▶ [What you need to do]: Go through the listing below and report how many lines contain the word "مستمرة"; write no other words.

(Records to process begins)

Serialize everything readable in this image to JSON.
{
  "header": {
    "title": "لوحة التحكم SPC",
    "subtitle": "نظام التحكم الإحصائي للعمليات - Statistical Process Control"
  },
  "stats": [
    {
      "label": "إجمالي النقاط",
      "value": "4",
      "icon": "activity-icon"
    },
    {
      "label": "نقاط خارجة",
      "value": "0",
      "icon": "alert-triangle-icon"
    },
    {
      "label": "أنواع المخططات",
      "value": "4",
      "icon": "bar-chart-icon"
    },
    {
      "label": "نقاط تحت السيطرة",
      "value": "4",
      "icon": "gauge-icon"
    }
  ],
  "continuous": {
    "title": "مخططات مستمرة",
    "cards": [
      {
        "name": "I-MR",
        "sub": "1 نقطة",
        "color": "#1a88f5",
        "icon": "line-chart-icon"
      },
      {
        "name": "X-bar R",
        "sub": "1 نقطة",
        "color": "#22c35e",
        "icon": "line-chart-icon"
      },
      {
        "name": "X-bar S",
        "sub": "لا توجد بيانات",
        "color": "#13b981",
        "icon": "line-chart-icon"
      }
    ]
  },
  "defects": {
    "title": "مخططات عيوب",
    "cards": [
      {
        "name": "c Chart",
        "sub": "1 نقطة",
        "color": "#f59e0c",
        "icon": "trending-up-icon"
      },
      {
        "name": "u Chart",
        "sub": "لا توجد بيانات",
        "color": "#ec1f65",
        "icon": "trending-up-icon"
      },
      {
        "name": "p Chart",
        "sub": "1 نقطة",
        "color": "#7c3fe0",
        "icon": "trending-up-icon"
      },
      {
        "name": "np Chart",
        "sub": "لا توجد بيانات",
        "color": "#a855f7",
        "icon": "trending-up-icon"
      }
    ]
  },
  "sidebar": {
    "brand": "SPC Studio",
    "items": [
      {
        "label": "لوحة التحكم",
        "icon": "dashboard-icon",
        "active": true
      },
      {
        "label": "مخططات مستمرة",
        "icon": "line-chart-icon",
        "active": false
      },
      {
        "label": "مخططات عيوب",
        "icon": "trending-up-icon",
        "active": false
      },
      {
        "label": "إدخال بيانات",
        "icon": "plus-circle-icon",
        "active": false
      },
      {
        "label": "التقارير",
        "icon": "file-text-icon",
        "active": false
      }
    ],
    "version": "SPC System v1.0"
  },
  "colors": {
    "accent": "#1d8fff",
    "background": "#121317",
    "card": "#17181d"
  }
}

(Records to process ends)

▶ [Response to the exercise]: 2